The actor says Birkenfeld now lives overseas and travels the world giving speeches on tax fraud.
He claims, “In an apparent gambit to raise his own profile and continue to seek his “fifteen minutes of fame,” Birkenfeld has repeatedly spread outrageous malicious lies claiming that Defendant Kevin M. Costner supposedly hid millions of dollars in a secret UBS Swiss bank account to evade US taxes. Birkenfeld has done so despite the fact that Mr. Costner never had any UBS Swiss account or any offshore accounts whatsoever”
Costner says it is not even necessary to “delve into the provably false allegation” against him, but is demanding the case simply be thrown out for being filed in the wrong state.
Earlier this year, Birkenfeld sued the actor and billionaire Leonard Lauder in federal court. In his suit, Birkenfeld claims he wrote a book in 2016 called "Lucifer's Banker," about his work in the banking industry and his role as "a world-renowned whistleblower."
Birkenfeld claims he "voluntarily disclosed to multiple United States law enforcement authorities and the U.S. Senate Permanent Subcommittee on Investigations (“PSI”) the existence of 19,000 Americans with secret, offshore, undeclared, numbered bank accounts at UBS, Switzerland, an offshore mecca for billionaires, to evade United States income taxes, capital gains taxes, estate taxes, or otherwise engage in illegal conduct."
He says his work with the government helped recover "more than $20 billion from American taxpayers in back taxes, fines, and penalties."
When Birkenfeld submitted the manuscript for his book, it identified Lauder and his mother — THE Josephine Esther “Estée” Lauder — "as owners of secret, offshore, undeclared bank accounts at UBS, Switzerland."
The original manuscript also contained reference that Kevin Costner "had a $20 million account in the Private Banking Unit [of UBS]."
Birkenfeld also claims he also gave testimony under oath about the account to the U.S. Department of Justice, IRS, SEC, and the PSI."
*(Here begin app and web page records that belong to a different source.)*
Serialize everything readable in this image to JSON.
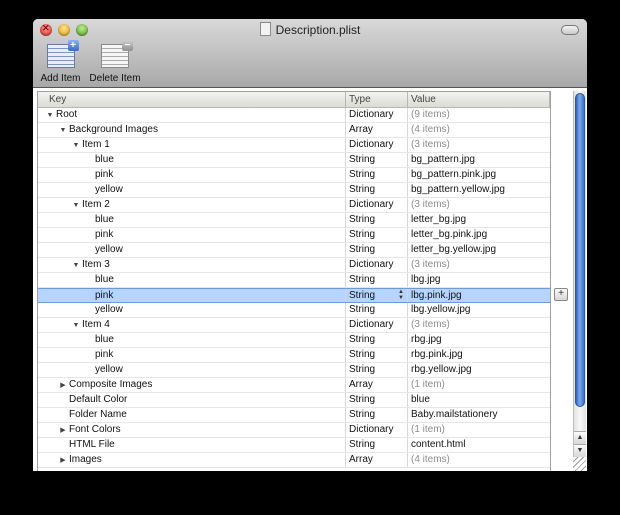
{
  "window": {
    "title": "Description.plist"
  },
  "toolbar": {
    "add_label": "Add Item",
    "delete_label": "Delete Item"
  },
  "table": {
    "columns": [
      "Key",
      "Type",
      "Value"
    ],
    "rows": [
      {
        "key": "Root",
        "type": "Dictionary",
        "value": "(9 items)",
        "level": 0,
        "disclosure": "open",
        "dim": true
      },
      {
        "key": "Background Images",
        "type": "Array",
        "value": "(4 items)",
        "level": 1,
        "disclosure": "open",
        "dim": true
      },
      {
        "key": "Item 1",
        "type": "Dictionary",
        "value": "(3 items)",
        "level": 2,
        "disclosure": "open",
        "dim": true
      },
      {
        "key": "blue",
        "type": "String",
        "value": "bg_pattern.jpg",
        "level": 3,
        "disclosure": "none",
        "dim": false
      },
      {
        "key": "pink",
        "type": "String",
        "value": "bg_pattern.pink.jpg",
        "level": 3,
        "disclosure": "none",
        "dim": false
      },
      {
        "key": "yellow",
        "type": "String",
        "value": "bg_pattern.yellow.jpg",
        "level": 3,
        "disclosure": "none",
        "dim": false
      },
      {
        "key": "Item 2",
        "type": "Dictionary",
        "value": "(3 items)",
        "level": 2,
        "disclosure": "open",
        "dim": true
      },
      {
        "key": "blue",
        "type": "String",
        "value": "letter_bg.jpg",
        "level": 3,
        "disclosure": "none",
        "dim": false
      },
      {
        "key": "pink",
        "type": "String",
        "value": "letter_bg.pink.jpg",
        "level": 3,
        "disclosure": "none",
        "dim": false
      },
      {
        "key": "yellow",
        "type": "String",
        "value": "letter_bg.yellow.jpg",
        "level": 3,
        "disclosure": "none",
        "dim": false
      },
      {
        "key": "Item 3",
        "type": "Dictionary",
        "value": "(3 items)",
        "level": 2,
        "disclosure": "open",
        "dim": true
      },
      {
        "key": "blue",
        "type": "String",
        "value": "lbg.jpg",
        "level": 3,
        "disclosure": "none",
        "dim": false
      },
      {
        "key": "pink",
        "type": "String",
        "value": "lbg.pink.jpg",
        "level": 3,
        "disclosure": "none",
        "dim": false,
        "selected": true
      },
      {
        "key": "yellow",
        "type": "String",
        "value": "lbg.yellow.jpg",
        "level": 3,
        "disclosure": "none",
        "dim": false
      },
      {
        "key": "Item 4",
        "type": "Dictionary",
        "value": "(3 items)",
        "level": 2,
        "disclosure": "open",
        "dim": true
      },
      {
        "key": "blue",
        "type": "String",
        "value": "rbg.jpg",
        "level": 3,
        "disclosure": "none",
        "dim": false
      },
      {
        "key": "pink",
        "type": "String",
        "value": "rbg.pink.jpg",
        "level": 3,
        "disclosure": "none",
        "dim": false
      },
      {
        "key": "yellow",
        "type": "String",
        "value": "rbg.yellow.jpg",
        "level": 3,
        "disclosure": "none",
        "dim": false
      },
      {
        "key": "Composite Images",
        "type": "Array",
        "value": "(1 item)",
        "level": 1,
        "disclosure": "closed",
        "dim": true
      },
      {
        "key": "Default Color",
        "type": "String",
        "value": "blue",
        "level": 1,
        "disclosure": "none",
        "dim": false
      },
      {
        "key": "Folder Name",
        "type": "String",
        "value": "Baby.mailstationery",
        "level": 1,
        "disclosure": "none",
        "dim": false
      },
      {
        "key": "Font Colors",
        "type": "Dictionary",
        "value": "(1 item)",
        "level": 1,
        "disclosure": "closed",
        "dim": true
      },
      {
        "key": "HTML File",
        "type": "String",
        "value": "content.html",
        "level": 1,
        "disclosure": "none",
        "dim": false
      },
      {
        "key": "Images",
        "type": "Array",
        "value": "(4 items)",
        "level": 1,
        "disclosure": "closed",
        "dim": true
      }
    ]
  },
  "icons": {
    "open_disclosure": "triangle-down-icon",
    "closed_disclosure": "triangle-right-icon"
  },
  "colors": {
    "selection": "#b5d5ff",
    "scroll_thumb": "#3a6fc8"
  }
}
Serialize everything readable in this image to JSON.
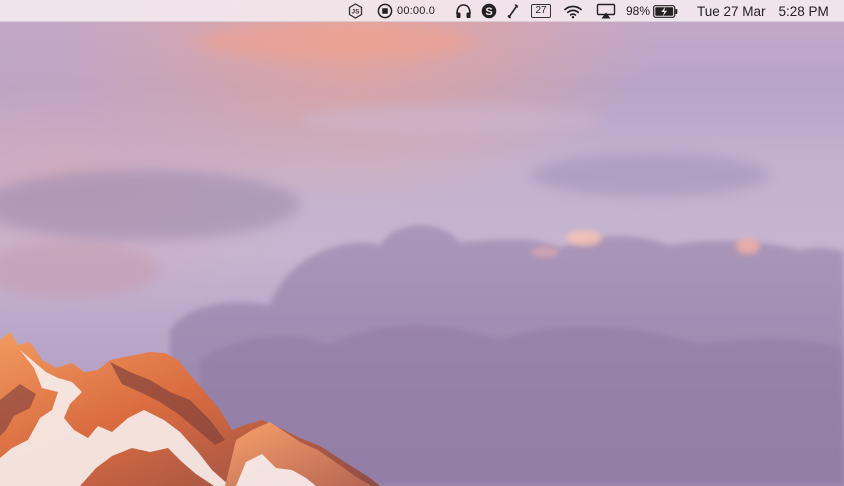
{
  "menubar": {
    "node_icon": "nodejs-icon",
    "recording_time": "00:00.0",
    "calendar_day": "27",
    "battery_percent": "98%",
    "date": "Tue 27 Mar",
    "time": "5:28 PM"
  },
  "colors": {
    "menubar_bg": "#f2e8ee",
    "sky_top": "#c7a9c8",
    "sky_mid": "#c3b2cf",
    "mountain_light": "#e9874f",
    "snow": "#f7eef0"
  }
}
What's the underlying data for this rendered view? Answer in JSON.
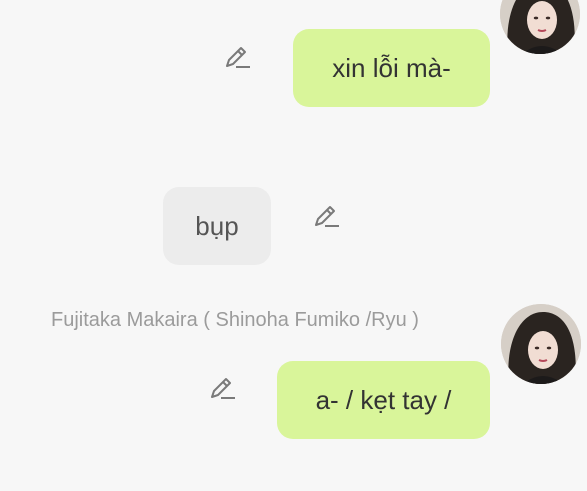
{
  "messages": [
    {
      "sender_name": "",
      "text": "xin lỗi mà-",
      "side": "right",
      "bubble_color": "#d9f59a"
    },
    {
      "sender_name": "",
      "text": "bụp",
      "side": "left",
      "bubble_color": "#ececec"
    },
    {
      "sender_name": "Fujitaka Makaira ( Shinoha Fumiko /Ryu )",
      "text": "a- / kẹt tay /",
      "side": "right",
      "bubble_color": "#d9f59a"
    }
  ],
  "icons": {
    "edit": "pencil-edit-icon"
  },
  "colors": {
    "background": "#f7f7f7",
    "sender_name": "#9b9b9b"
  }
}
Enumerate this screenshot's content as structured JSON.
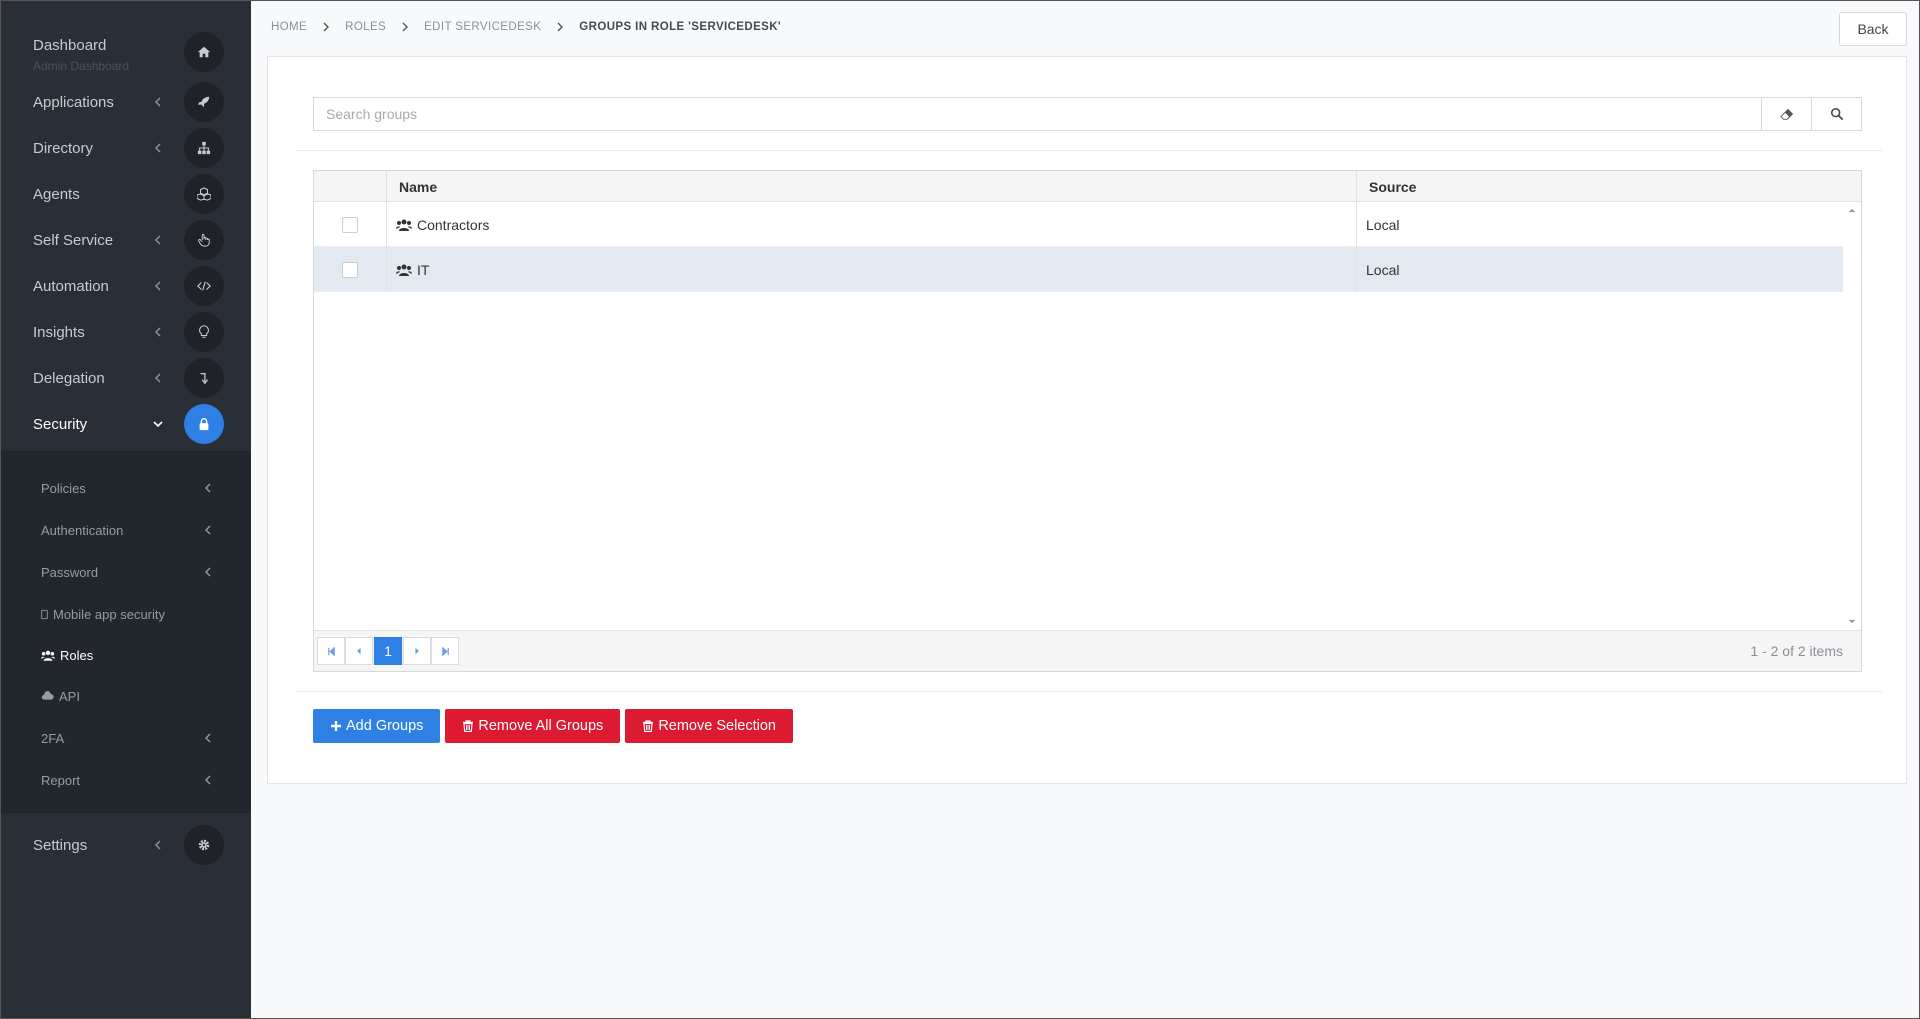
{
  "sidebar": {
    "items": [
      {
        "label": "Dashboard",
        "sub": "Admin Dashboard",
        "icon": "home-icon"
      },
      {
        "label": "Applications",
        "icon": "rocket-icon"
      },
      {
        "label": "Directory",
        "icon": "sitemap-icon"
      },
      {
        "label": "Agents",
        "icon": "cubes-icon"
      },
      {
        "label": "Self Service",
        "icon": "pointer-hand-icon"
      },
      {
        "label": "Automation",
        "icon": "code-icon"
      },
      {
        "label": "Insights",
        "icon": "lightbulb-icon"
      },
      {
        "label": "Delegation",
        "icon": "level-down-icon"
      },
      {
        "label": "Security",
        "icon": "lock-icon"
      },
      {
        "label": "Settings",
        "icon": "gear-icon"
      }
    ],
    "security_sub": [
      {
        "label": "Policies"
      },
      {
        "label": "Authentication"
      },
      {
        "label": "Password"
      },
      {
        "label": "Mobile app security",
        "icon": "mobile-icon"
      },
      {
        "label": "Roles",
        "icon": "users-icon"
      },
      {
        "label": "API",
        "icon": "cloud-icon"
      },
      {
        "label": "2FA"
      },
      {
        "label": "Report"
      }
    ]
  },
  "breadcrumb": [
    "HOME",
    "ROLES",
    "EDIT SERVICEDESK",
    "GROUPS IN ROLE 'SERVICEDESK'"
  ],
  "back_label": "Back",
  "search": {
    "placeholder": "Search groups"
  },
  "grid": {
    "columns": [
      "Name",
      "Source"
    ],
    "rows": [
      {
        "name": "Contractors",
        "source": "Local"
      },
      {
        "name": "IT",
        "source": "Local"
      }
    ],
    "pager": {
      "current": "1",
      "info": "1 - 2 of 2 items"
    }
  },
  "buttons": {
    "add": "Add Groups",
    "remove_all": "Remove All Groups",
    "remove_selection": "Remove Selection"
  },
  "colors": {
    "accent": "#2f80e4",
    "danger": "#dc1b33",
    "sidebar": "#2a2e36"
  }
}
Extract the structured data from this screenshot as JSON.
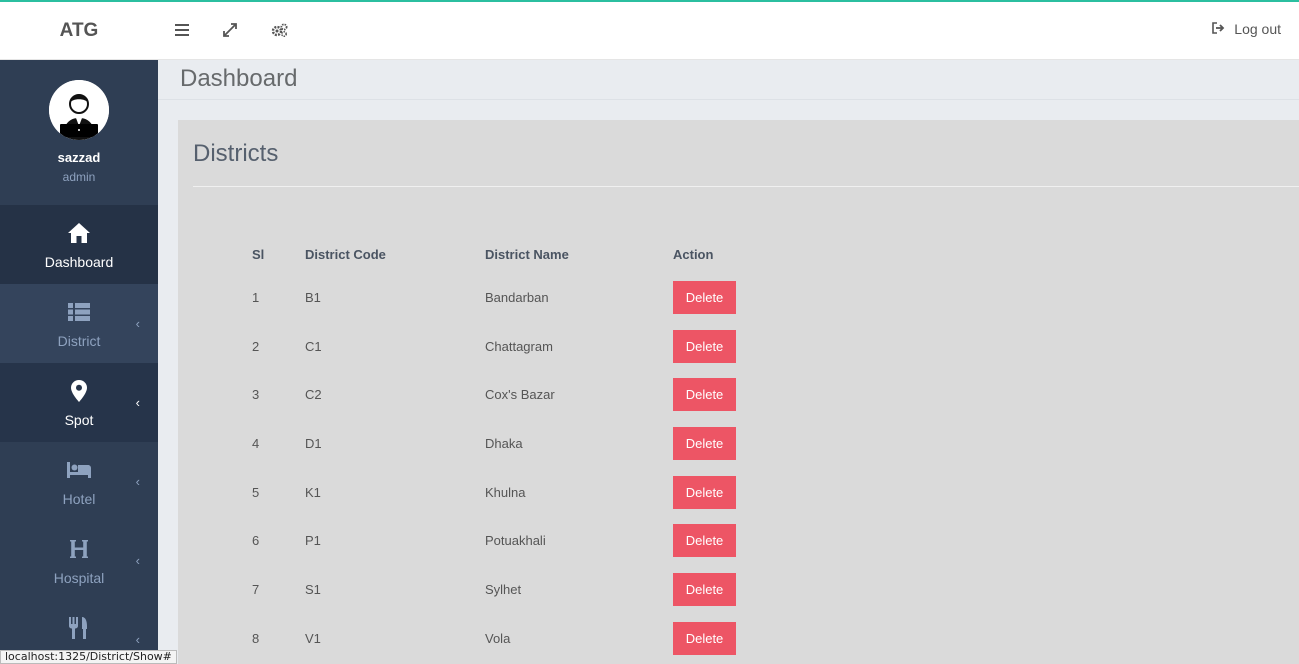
{
  "app": {
    "brand": "ATG"
  },
  "topbar": {
    "logout_label": "Log out"
  },
  "user": {
    "name": "sazzad",
    "role": "admin"
  },
  "sidebar": {
    "items": [
      {
        "label": "Dashboard",
        "icon": "home-icon"
      },
      {
        "label": "District",
        "icon": "list-icon"
      },
      {
        "label": "Spot",
        "icon": "map-pin-icon"
      },
      {
        "label": "Hotel",
        "icon": "bed-icon"
      },
      {
        "label": "Hospital",
        "icon": "hospital-icon"
      },
      {
        "label": "",
        "icon": "utensils-icon"
      }
    ]
  },
  "page": {
    "title": "Dashboard"
  },
  "districts": {
    "title": "Districts",
    "columns": [
      "Sl",
      "District Code",
      "District Name",
      "Action"
    ],
    "delete_label": "Delete",
    "rows": [
      {
        "sl": "1",
        "code": "B1",
        "name": "Bandarban"
      },
      {
        "sl": "2",
        "code": "C1",
        "name": "Chattagram"
      },
      {
        "sl": "3",
        "code": "C2",
        "name": "Cox's Bazar"
      },
      {
        "sl": "4",
        "code": "D1",
        "name": "Dhaka"
      },
      {
        "sl": "5",
        "code": "K1",
        "name": "Khulna"
      },
      {
        "sl": "6",
        "code": "P1",
        "name": "Potuakhali"
      },
      {
        "sl": "7",
        "code": "S1",
        "name": "Sylhet"
      },
      {
        "sl": "8",
        "code": "V1",
        "name": "Vola"
      }
    ]
  },
  "status_bar": {
    "url": "localhost:1325/District/Show#"
  },
  "colors": {
    "accent": "#2bbfa0",
    "sidebar": "#2f3e54",
    "danger": "#ed5565"
  }
}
But in September 2016, just before the book was to be published, Birkenfeld claims lawyers for Lauder and Costner separately sent letters to his publisher threatening legal action "unless references to them as owners of secret, offshore, undeclared, numbered accounts at UBS, Switzerland in Lucifer’s Banker were censored."
He claims Costner's letter "falsely asserted" that the star "never had an account with UBS...[M]y client never had any account with UBS and has never had any offshore bank account."
Lauder's letter, Birkenfeld claims, said the accounts complied with United States and Swiss law and "falsely insinuated that Defendant LAUDER and his mother Estée Lauder never owned a secret, offshore, undeclared numbered account at UBS, Switzerland."
References to both Costner and Lauder were eventually removed from the book, which Birkenfeld claims "substantially diminished the newsworthiness and global sales" of the book.
He also claims the demands delayed publication, caused his publisher to destroy tens of thousands of previously printed books, required him to hire an additional attorney to vet the book, damaged his reputation, and forced him to increase his literary insurance to $3 million.
Birkenfeld is suing seeking damages in excess of $75,000.